Go to Admin » Appearance » Widgets » and move Gabfire Widget: Social into that MastheadOverlay zone
by Dr. Boyce Watkins
Russell Simmons is a brilliant man, a jack of all hip-hop trades. He has leaped tall piles of money in a single bound, doing yoga one minute and rolling with Young Jeezy the next. There is part of me that respects Russell to the core, when I see him exert the kind of brilliance that could make a gangsta blush, but when I see Russell hawking problematic lending products and justifying straight up buffoonery, I want to jump out a window.
Simmons, the Godfather of hip-hop, was called to comment about the vicious beating that the rapper Lil Reese laid out on a young girl a couple of years ago. The video was plastered on Youtube and featured the artist punching the girl repeatedly with the kind of redundant one-two combination that reminds you of old Muhammad Ali training videos. The artist was using the poor girl’s face as a punching bag, and it’s hard to watch the video without being flat out mortified.
Simmons noted, quite accurately, that Reese’s actions were not acceptable, and neither was his pathetic apology. But Ebony.com relationship expert Sil lai Abrams took things a step further by noting that Simmons could easily be called a hypocrite on matters of domestic violence and misogyny. Simmons is one of the leading pioneers in much of the toxic, weaponized brainwashing being played on our radios every single day. Thanks to Russell and others who profit from selling black men a blue print to their own self-destruction, many of our kids don’t know the difference between a lady and a hoe, using the terms interchangeably.
In her article about the Lil Reese/Simmons incident, Abrams says that Russell needs to make his actions consistent with his words and not take the Mitt Romney approach to dealing with crises like this one.

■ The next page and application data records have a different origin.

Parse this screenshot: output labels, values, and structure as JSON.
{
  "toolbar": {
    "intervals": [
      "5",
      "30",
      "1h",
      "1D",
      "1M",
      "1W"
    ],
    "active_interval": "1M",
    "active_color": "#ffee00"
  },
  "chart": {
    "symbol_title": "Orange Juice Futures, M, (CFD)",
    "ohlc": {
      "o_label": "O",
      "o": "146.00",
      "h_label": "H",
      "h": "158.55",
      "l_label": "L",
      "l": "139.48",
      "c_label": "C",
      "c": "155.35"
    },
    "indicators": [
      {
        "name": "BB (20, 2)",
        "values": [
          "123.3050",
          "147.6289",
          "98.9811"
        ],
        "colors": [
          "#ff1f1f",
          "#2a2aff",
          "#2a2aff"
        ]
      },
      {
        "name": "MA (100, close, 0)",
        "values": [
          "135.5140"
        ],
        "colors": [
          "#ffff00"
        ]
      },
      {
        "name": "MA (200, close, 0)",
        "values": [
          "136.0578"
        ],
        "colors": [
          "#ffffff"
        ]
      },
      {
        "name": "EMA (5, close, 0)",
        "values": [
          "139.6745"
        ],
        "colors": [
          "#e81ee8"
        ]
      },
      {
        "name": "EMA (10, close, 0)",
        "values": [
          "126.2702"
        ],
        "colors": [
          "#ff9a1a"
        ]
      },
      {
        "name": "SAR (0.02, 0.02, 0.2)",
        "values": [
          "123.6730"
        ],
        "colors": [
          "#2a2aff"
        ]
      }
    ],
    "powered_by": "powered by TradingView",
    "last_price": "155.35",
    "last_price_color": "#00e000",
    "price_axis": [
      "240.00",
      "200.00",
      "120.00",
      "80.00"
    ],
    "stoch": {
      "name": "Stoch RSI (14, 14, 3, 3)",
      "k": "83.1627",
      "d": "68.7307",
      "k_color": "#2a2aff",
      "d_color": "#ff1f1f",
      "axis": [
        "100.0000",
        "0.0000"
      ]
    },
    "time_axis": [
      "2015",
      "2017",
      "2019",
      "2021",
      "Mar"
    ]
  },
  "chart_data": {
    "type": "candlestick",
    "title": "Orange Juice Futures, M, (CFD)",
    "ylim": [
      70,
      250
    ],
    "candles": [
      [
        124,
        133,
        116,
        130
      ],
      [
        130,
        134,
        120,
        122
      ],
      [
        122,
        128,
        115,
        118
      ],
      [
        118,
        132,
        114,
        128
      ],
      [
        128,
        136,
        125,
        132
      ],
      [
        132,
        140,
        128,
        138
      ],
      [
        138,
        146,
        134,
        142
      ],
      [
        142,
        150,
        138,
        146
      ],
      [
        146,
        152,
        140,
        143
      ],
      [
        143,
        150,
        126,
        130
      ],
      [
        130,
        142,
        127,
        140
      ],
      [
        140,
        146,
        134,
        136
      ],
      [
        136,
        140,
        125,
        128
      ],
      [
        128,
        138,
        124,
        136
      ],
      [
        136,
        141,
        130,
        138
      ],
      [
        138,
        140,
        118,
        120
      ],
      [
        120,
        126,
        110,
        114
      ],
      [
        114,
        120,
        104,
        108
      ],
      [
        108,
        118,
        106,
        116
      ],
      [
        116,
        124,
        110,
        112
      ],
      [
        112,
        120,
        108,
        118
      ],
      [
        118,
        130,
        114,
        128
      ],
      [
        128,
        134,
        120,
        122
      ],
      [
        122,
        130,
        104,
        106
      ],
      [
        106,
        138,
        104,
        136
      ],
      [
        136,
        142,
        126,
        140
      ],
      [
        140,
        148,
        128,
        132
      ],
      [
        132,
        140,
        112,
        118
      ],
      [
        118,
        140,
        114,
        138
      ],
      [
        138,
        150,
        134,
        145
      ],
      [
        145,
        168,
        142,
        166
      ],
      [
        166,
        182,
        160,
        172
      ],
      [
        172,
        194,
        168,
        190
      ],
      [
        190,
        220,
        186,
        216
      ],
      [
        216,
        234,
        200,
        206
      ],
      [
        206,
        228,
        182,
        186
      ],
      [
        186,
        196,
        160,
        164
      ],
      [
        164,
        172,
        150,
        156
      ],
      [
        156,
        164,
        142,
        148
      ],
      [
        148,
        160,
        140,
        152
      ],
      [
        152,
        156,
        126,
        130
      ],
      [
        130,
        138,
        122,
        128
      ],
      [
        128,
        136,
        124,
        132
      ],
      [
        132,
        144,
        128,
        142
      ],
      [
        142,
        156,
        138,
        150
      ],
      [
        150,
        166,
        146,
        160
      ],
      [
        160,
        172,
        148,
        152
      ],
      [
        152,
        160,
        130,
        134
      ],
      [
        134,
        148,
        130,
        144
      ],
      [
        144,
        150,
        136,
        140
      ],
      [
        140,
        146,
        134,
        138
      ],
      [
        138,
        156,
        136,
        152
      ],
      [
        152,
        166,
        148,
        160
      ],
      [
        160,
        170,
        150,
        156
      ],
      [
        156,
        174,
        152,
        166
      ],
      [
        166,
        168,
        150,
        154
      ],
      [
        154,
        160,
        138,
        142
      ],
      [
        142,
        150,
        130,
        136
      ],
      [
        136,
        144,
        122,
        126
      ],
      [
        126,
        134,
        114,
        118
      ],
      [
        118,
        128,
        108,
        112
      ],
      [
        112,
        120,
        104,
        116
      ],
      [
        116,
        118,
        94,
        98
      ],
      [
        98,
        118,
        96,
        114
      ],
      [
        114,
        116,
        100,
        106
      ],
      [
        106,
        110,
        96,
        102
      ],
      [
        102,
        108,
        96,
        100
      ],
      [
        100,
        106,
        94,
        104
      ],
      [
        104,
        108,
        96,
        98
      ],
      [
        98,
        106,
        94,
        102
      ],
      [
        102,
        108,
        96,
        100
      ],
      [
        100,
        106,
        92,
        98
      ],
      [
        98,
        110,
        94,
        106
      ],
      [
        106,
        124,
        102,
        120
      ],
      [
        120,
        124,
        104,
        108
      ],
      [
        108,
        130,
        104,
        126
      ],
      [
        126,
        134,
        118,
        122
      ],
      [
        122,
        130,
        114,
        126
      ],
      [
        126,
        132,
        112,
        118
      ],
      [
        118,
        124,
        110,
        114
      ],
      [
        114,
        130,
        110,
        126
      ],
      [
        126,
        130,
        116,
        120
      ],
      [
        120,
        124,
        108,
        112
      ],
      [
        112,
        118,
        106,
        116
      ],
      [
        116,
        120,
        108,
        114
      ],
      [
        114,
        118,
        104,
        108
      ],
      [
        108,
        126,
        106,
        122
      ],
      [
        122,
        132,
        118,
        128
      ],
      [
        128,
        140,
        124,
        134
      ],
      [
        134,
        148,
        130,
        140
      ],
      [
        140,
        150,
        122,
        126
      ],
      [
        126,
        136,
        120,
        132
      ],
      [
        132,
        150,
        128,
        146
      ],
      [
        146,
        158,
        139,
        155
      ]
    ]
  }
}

“As the co-founder of Def Jam Recordings, Russell played a large role in the promotion of misogynistic and sexist music and videos that have helped shape many young rappers such as Lil Reese’s contempt for women. Yes, Def Jam had conscious and proud rap group Public Enemy on its’ roster…but it also had Bytches with Problems, Foxy Brown and post-Russell leadership (and co-distributed by Jive) the pied piper and golden shower lover of young girls, R. Kelly.”
Abrams continues to speak on how Simmons has spoken out of both sides of his mouth when it comes to hip-hop, earning a profit from the very worst of what we are, while simultaneously claiming to push us to be our best. To some extent, Simmons is trapped by the duel realities of hardcore capitalism: When you worship money as your Lord and savior, you find that the drug of money makes you do things that are deeply inconsistent with the fabric of your humanity.
I hope Russell can find peace with himself, while understanding just how deeply he and other hip-hop corporate captains have distorted the perspective of African American youth. We have far more kids headed to the club than to the library, more black men getting s**t than ever before, and the disrespect for women is so blatant that even women themselves are defending it. Welcome to Black America, 2012: Where brothers and sisters have happily transformed themselves into “n*ggas and b*tches,” and self-respect is a thing of the past.
Dr. Boyce Watkins is the founder of the Your Black World Coalition. He is also the creator of the Building Outstanding Men and Boys Family Empowerment Series. To have Dr. Boyce commentary delivered to your email, please click here.